[SUPPLIED DATA — start]

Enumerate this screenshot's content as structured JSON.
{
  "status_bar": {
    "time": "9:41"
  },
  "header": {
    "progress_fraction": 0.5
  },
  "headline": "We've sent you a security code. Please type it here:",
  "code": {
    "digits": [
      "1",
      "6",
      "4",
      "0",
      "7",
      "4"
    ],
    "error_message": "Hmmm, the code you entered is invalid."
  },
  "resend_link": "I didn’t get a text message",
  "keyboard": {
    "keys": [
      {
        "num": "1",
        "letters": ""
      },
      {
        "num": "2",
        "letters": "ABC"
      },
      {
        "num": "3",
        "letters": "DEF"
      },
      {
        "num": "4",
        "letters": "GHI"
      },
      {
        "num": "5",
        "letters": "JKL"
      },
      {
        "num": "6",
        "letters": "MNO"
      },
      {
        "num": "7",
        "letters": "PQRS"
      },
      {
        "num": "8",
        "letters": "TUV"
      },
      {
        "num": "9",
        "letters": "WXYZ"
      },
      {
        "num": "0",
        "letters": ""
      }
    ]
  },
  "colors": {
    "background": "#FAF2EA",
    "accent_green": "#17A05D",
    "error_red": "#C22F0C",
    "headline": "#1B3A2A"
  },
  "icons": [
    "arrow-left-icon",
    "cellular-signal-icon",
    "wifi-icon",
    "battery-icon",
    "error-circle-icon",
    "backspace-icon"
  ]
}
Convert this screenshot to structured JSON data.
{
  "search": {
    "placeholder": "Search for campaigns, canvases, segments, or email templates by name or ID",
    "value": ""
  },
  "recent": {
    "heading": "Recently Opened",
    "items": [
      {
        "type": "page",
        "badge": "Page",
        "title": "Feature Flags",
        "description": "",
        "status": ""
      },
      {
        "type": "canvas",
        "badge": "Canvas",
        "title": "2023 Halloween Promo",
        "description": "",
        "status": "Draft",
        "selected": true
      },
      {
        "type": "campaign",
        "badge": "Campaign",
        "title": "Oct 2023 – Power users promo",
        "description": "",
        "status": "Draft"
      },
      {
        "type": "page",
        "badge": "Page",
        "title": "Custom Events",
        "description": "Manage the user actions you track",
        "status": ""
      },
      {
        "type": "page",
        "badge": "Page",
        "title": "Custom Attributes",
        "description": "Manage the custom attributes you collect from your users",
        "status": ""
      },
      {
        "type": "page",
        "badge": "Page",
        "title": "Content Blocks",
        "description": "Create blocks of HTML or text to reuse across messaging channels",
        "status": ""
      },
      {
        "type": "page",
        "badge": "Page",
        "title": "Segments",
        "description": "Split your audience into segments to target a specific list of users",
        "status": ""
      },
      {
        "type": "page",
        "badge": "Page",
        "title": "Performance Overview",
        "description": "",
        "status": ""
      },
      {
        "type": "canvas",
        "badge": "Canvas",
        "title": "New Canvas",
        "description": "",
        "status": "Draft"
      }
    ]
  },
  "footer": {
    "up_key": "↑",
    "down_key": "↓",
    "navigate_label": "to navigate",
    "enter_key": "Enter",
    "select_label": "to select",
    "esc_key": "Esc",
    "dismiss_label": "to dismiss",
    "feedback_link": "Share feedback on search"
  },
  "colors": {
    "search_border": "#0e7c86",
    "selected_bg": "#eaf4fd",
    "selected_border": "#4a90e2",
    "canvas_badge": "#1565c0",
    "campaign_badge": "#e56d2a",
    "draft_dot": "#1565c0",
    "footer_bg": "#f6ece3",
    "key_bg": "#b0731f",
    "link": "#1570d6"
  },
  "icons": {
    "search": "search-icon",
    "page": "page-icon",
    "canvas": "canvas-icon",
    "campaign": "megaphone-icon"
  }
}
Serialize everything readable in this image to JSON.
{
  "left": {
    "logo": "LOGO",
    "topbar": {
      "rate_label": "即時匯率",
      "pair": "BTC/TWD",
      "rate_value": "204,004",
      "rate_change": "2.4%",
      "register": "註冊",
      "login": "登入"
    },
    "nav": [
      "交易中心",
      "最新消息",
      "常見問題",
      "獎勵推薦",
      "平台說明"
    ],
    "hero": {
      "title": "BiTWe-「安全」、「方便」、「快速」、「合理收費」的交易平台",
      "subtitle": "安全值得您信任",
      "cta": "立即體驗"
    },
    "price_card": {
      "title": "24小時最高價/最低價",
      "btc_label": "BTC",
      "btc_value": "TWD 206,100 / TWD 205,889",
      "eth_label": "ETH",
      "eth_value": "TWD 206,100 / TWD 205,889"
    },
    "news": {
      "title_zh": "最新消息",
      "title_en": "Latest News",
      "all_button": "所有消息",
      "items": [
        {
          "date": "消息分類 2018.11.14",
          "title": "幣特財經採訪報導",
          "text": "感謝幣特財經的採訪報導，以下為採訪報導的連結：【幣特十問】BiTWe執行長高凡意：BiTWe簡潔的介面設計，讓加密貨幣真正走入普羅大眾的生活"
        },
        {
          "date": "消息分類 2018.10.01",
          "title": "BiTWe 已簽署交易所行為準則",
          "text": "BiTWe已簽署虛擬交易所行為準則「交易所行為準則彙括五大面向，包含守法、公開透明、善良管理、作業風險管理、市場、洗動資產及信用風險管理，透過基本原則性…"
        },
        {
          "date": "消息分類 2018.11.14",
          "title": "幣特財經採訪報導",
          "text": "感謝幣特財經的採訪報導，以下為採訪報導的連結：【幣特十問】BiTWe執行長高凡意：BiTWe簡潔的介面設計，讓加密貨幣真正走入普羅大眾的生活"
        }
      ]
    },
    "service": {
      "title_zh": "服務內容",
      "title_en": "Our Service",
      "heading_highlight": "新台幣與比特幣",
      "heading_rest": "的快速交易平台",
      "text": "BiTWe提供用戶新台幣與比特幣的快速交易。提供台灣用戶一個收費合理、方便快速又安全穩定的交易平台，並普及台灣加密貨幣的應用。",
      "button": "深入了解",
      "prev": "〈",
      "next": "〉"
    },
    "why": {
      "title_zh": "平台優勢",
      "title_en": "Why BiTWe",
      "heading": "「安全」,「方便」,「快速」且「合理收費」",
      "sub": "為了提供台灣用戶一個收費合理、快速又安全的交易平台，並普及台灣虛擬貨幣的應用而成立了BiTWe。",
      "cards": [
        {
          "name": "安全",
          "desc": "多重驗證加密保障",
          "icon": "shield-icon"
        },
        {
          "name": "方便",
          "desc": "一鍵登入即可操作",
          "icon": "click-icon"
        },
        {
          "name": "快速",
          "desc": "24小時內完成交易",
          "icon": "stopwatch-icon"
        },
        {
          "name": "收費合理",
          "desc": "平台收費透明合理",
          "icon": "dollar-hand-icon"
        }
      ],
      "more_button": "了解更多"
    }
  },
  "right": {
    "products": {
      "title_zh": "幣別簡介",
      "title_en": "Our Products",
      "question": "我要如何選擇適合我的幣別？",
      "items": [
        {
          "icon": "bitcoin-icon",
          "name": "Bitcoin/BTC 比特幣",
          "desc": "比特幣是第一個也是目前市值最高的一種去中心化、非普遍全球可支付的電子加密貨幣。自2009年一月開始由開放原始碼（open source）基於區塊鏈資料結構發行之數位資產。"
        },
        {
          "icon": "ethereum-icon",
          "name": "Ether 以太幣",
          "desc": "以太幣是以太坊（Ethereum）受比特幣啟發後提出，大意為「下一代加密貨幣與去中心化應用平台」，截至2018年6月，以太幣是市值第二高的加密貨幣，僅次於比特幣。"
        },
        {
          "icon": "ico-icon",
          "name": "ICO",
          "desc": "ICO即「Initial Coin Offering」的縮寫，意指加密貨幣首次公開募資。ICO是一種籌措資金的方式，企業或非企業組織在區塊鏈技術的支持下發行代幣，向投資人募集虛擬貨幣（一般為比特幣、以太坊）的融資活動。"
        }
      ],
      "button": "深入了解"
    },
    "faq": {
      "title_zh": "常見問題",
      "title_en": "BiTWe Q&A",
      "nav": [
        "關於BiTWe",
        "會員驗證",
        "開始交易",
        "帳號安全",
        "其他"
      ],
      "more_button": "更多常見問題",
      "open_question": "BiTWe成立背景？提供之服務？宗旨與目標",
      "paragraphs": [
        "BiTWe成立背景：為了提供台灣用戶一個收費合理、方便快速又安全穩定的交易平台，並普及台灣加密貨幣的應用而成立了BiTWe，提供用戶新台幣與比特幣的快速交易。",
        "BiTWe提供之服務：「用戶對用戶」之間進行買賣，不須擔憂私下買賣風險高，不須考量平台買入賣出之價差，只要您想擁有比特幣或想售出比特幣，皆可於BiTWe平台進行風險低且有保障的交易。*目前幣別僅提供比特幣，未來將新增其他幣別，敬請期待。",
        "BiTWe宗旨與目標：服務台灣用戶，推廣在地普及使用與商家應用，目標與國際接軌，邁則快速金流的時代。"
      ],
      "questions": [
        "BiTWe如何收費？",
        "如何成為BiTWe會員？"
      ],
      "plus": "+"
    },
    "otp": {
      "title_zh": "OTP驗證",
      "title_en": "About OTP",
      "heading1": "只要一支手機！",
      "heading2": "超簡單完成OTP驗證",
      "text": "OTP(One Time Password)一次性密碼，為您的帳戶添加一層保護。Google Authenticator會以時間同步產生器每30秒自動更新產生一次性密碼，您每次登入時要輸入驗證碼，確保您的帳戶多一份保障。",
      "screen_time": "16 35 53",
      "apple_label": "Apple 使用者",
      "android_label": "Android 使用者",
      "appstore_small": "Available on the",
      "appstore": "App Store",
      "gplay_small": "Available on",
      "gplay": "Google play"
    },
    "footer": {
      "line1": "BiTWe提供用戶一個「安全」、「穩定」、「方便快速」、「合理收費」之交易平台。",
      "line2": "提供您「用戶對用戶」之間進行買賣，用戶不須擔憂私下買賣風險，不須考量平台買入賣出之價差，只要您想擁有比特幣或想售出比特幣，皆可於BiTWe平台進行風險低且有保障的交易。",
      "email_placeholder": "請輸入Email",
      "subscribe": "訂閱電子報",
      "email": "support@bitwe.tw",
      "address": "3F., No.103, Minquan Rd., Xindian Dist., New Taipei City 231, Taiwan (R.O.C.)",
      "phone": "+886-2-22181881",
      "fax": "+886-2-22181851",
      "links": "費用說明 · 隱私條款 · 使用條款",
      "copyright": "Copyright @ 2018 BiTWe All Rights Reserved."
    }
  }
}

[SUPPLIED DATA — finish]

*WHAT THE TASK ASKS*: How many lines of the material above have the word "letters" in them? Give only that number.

*ANSWER TO THIS EXERCISE*: 10